10: GUW #00893.

11: GUW #13014.

12: 19 November 1887, GUW #13038; 29 June 1888, #13052; 27 July 1888, #13660.

Wunderlich's, having bought one that same summer, which was sold to Charles Lang Freer (1856-1919) (Graphic with a link to impression #K3290402), then requested another impression, as they built up stocks in preparation for an exhibition. 13 Whistler's son replied:

13: 29 August 1888, GUW #07164.

'As Mr Whistler is abroad I attend to the etching department and send you the etchings you require except 'Windsor Castle (dry point) of which there are at present no more proofs ... but on Mr Whistler's return he will doubtless print a few more and then I shall send you the couple that you require'. 14

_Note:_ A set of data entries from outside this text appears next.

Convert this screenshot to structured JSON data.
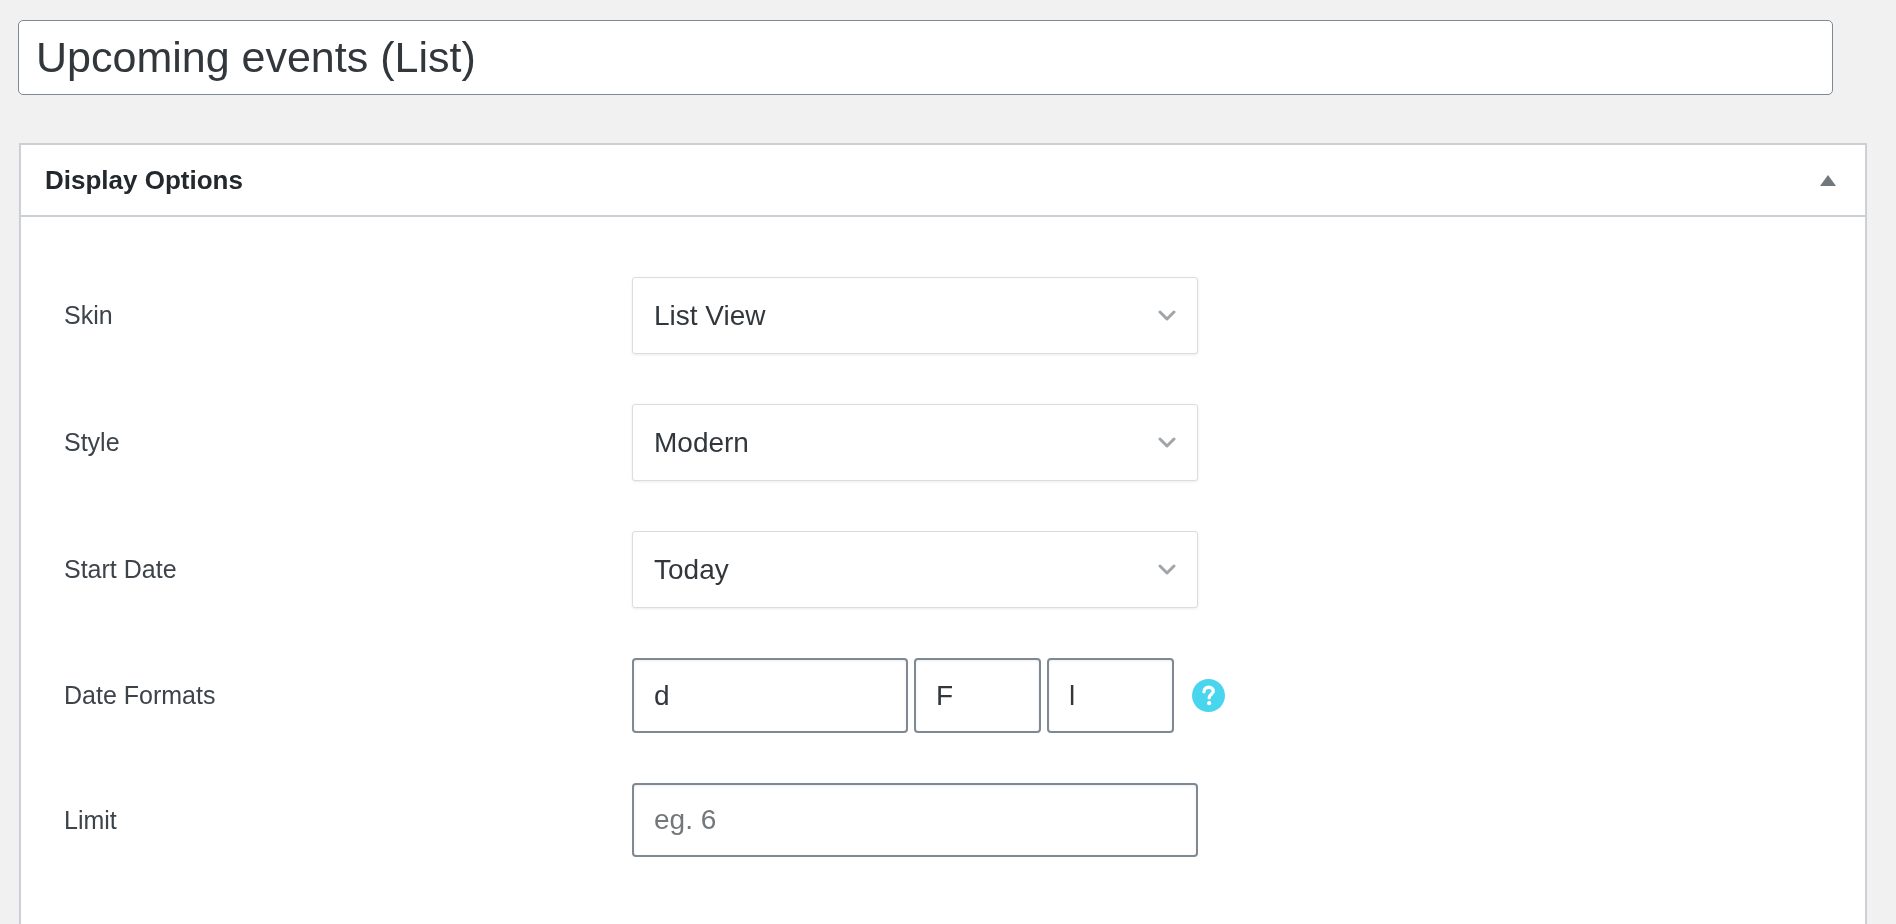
{
  "title_field": {
    "value": "Upcoming events (List)"
  },
  "panel": {
    "title": "Display Options",
    "expanded": true
  },
  "fields": [
    {
      "kind": "select",
      "label": "Skin",
      "value": "List View"
    },
    {
      "kind": "select",
      "label": "Style",
      "value": "Modern"
    },
    {
      "kind": "select",
      "label": "Start Date",
      "value": "Today"
    },
    {
      "kind": "multi",
      "label": "Date Formats",
      "values": [
        "d",
        "F",
        "l"
      ],
      "help": true
    },
    {
      "kind": "text",
      "label": "Limit",
      "placeholder": "eg. 6"
    }
  ]
}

14: C. J. W. Hanson to Wunderlich's, 15 September 1888, GUW #03498.

It is not clear if Whistler did print any more or located some in the studio stocks, but it was some time before another sale was recorded, with one 'Windsor (Dry Point)' being sold to Wunderlich's for £12.12.0 on 28 April 1890, less the dealer's 20 percent discount. 15 Edward Guthrie Kennedy (1849-1932) stamped his collector's mark on one impression of the fourth state, but this probably did not come direct from Whistler, but from the collection of Thomas Glen Arthur (1858-1907), which was acquired by Messrs Colnaghi & Obach (Graphic with a link to impression #K3290403). It was probably Kennedy that sold it to George Washington Vanderbilt (1862-1914), and it was eventually sold from the Vanderbilt collection at auction in 1974, and bought by the Hunterian Art Gallery for £189.0.0 to fill a gap in their huge Whistler collection.

15: GUW #13057.